→ About this task
In the listing below, find each line containing "less" and report it.

──────

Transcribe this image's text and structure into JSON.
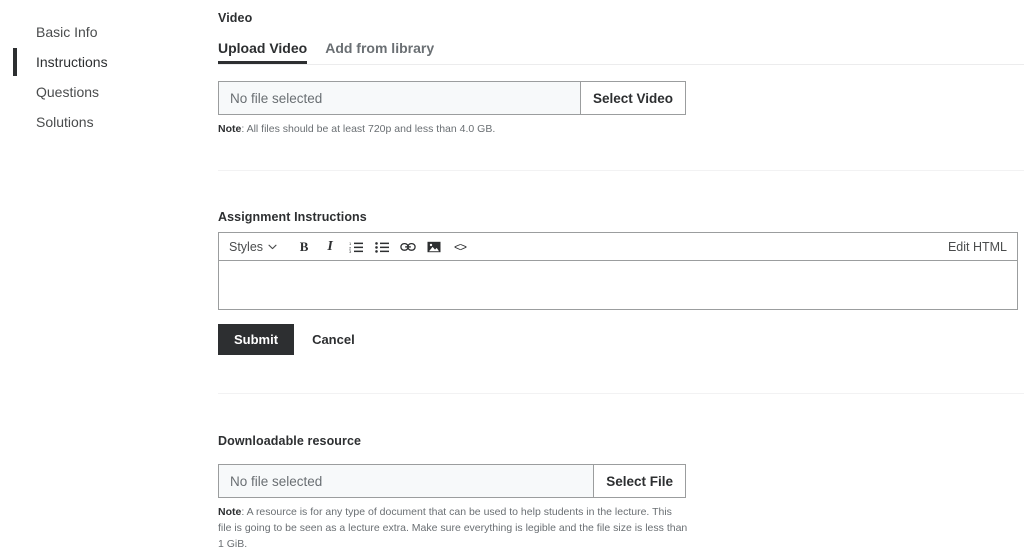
{
  "sidebar": {
    "items": [
      {
        "label": "Basic Info",
        "active": false
      },
      {
        "label": "Instructions",
        "active": true
      },
      {
        "label": "Questions",
        "active": false
      },
      {
        "label": "Solutions",
        "active": false
      }
    ]
  },
  "video_section": {
    "label": "Video",
    "tabs": [
      {
        "label": "Upload Video",
        "active": true
      },
      {
        "label": "Add from library",
        "active": false
      }
    ],
    "file_picker": {
      "file_name": "No file selected",
      "button_label": "Select Video"
    },
    "note_prefix": "Note",
    "note_text": ": All files should be at least 720p and less than 4.0 GB."
  },
  "instructions_section": {
    "label": "Assignment Instructions",
    "toolbar": {
      "styles_label": "Styles",
      "chevron": "⌄",
      "bold_label": "B",
      "italic_label": "I",
      "ordered_list_icon": "ordered-list-icon",
      "unordered_list_icon": "unordered-list-icon",
      "link_icon": "link-icon",
      "image_icon": "image-icon",
      "code_label": "<>",
      "edit_html_label": "Edit HTML"
    },
    "content": "",
    "submit_label": "Submit",
    "cancel_label": "Cancel"
  },
  "resource_section": {
    "label": "Downloadable resource",
    "file_picker": {
      "file_name": "No file selected",
      "button_label": "Select File"
    },
    "note_prefix": "Note",
    "note_text": ": A resource is for any type of document that can be used to help students in the lecture. This file is going to be seen as a lecture extra. Make sure everything is legible and the file size is less than 1 GiB."
  },
  "colors": {
    "accent": "#2d2f31",
    "muted": "#6a6f73",
    "border": "#9b9d9e",
    "divider": "#f2f2f3",
    "field_bg": "#f7f9fa"
  }
}
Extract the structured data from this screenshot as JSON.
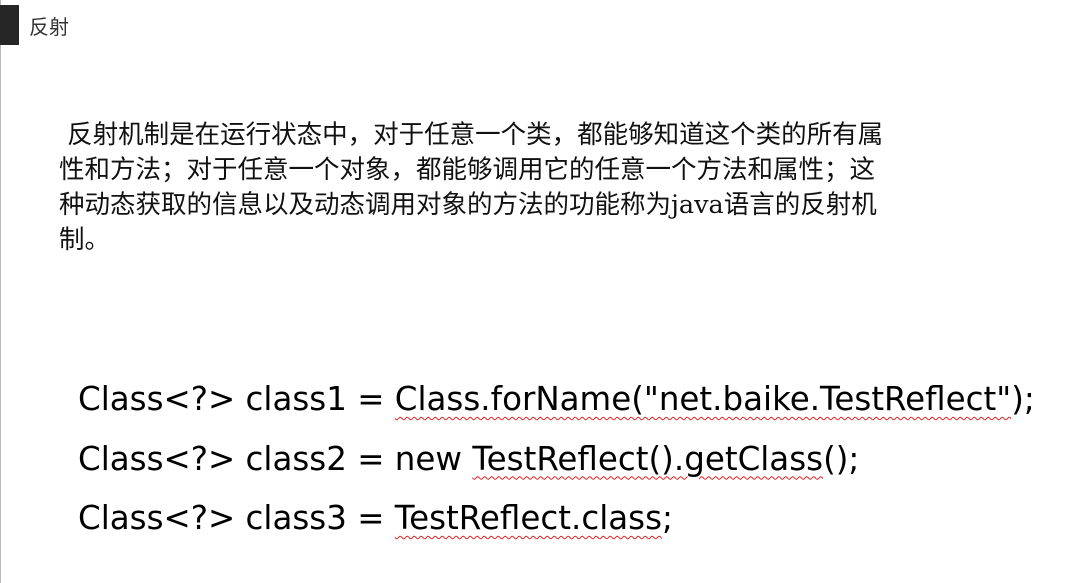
{
  "slide": {
    "title": "反射",
    "description": " 反射机制是在运行状态中，对于任意一个类，都能够知道这个类的所有属\n性和方法；对于任意一个对象，都能够调用它的任意一个方法和属性；这\n种动态获取的信息以及动态调用对象的方法的功能称为java语言的反射机\n制。",
    "code": [
      {
        "prefix": "Class<?> class1 = ",
        "underlined": "Class.forName(\"net.baike.TestReflect\"",
        "suffix": ");"
      },
      {
        "prefix": "Class<?> class2 = new ",
        "underlined": "TestReflect().getClass",
        "suffix": "();"
      },
      {
        "prefix": "Class<?> class3 = ",
        "underlined": "TestReflect.class",
        "suffix": ";"
      }
    ],
    "colors": {
      "title_marker": "#262626",
      "spellcheck_underline": "#e02020",
      "left_rule": "#b8b8b8"
    }
  }
}
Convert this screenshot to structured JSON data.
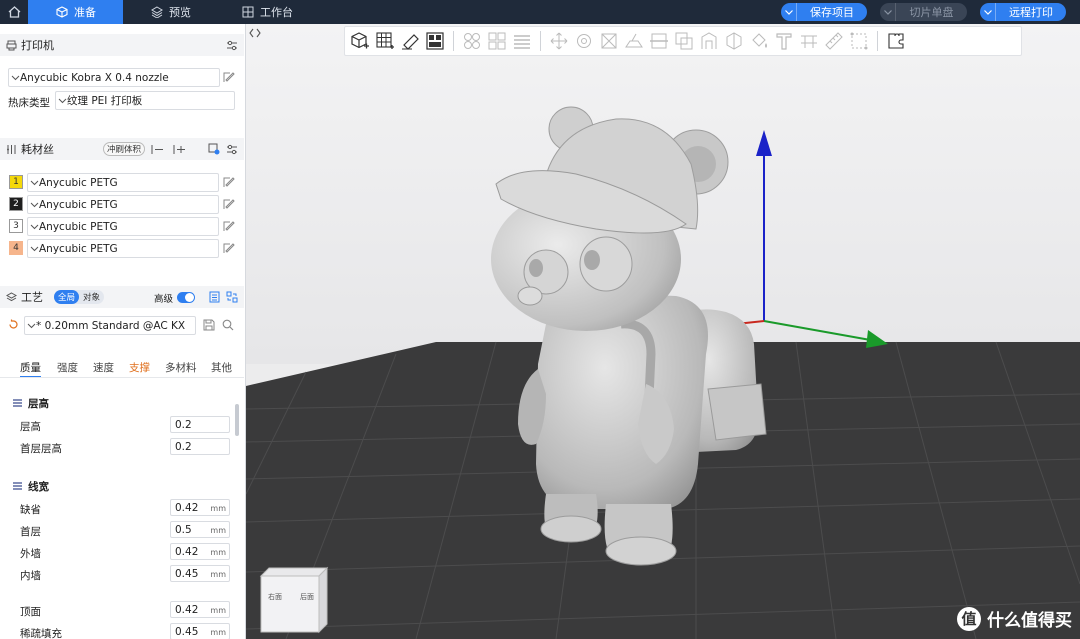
{
  "topbar": {
    "tabs": [
      {
        "label": "准备",
        "icon": "cube-icon",
        "active": true
      },
      {
        "label": "预览",
        "icon": "layers-icon",
        "active": false
      },
      {
        "label": "工作台",
        "icon": "grid-icon",
        "active": false
      }
    ],
    "buttons": {
      "save": "保存项目",
      "slice": "切片单盘",
      "remote": "远程打印"
    },
    "accent": "#2f7ff0"
  },
  "printer": {
    "title": "打印机",
    "model": "Anycubic Kobra X 0.4 nozzle",
    "bed_label": "热床类型",
    "bed_value": "纹理 PEI 打印板"
  },
  "filament": {
    "title": "耗材丝",
    "flush_label": "冲刷体积",
    "items": [
      {
        "num": "1",
        "name": "Anycubic PETG",
        "color": "#f5d90a"
      },
      {
        "num": "2",
        "name": "Anycubic PETG",
        "color": "#1e1e1e"
      },
      {
        "num": "3",
        "name": "Anycubic PETG",
        "color": "#ffffff"
      },
      {
        "num": "4",
        "name": "Anycubic PETG",
        "color": "#f6b58c"
      }
    ]
  },
  "process": {
    "title": "工艺",
    "seg_global": "全局",
    "seg_object": "对象",
    "advanced_label": "高级",
    "preset": "* 0.20mm Standard @AC KX",
    "tabs": [
      "质量",
      "强度",
      "速度",
      "支撑",
      "多材料",
      "其他"
    ],
    "groups": {
      "layer_height": {
        "title": "层高",
        "rows": [
          {
            "label": "层高",
            "value": "0.2",
            "unit": ""
          },
          {
            "label": "首层层高",
            "value": "0.2",
            "unit": ""
          }
        ]
      },
      "line_width": {
        "title": "线宽",
        "rows": [
          {
            "label": "缺省",
            "value": "0.42",
            "unit": "mm"
          },
          {
            "label": "首层",
            "value": "0.5",
            "unit": "mm"
          },
          {
            "label": "外墙",
            "value": "0.42",
            "unit": "mm"
          },
          {
            "label": "内墙",
            "value": "0.45",
            "unit": "mm"
          },
          {
            "label": "顶面",
            "value": "0.42",
            "unit": "mm"
          },
          {
            "label": "稀疏填充",
            "value": "0.45",
            "unit": "mm"
          }
        ]
      }
    }
  },
  "viewport": {
    "navcube": {
      "right": "右面",
      "front": "后面"
    },
    "watermark": "什么值得买",
    "watermark_badge": "值"
  }
}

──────

→ Answer space
    "note_text": ": All files should be at least 720p and less than 4.0 GB."
    "note_text": ": A resource is for any type of document that can be used to help students in the lecture. This file is going to be seen as a lecture extra. Make sure everything is legible and the file size is less than 1 GiB."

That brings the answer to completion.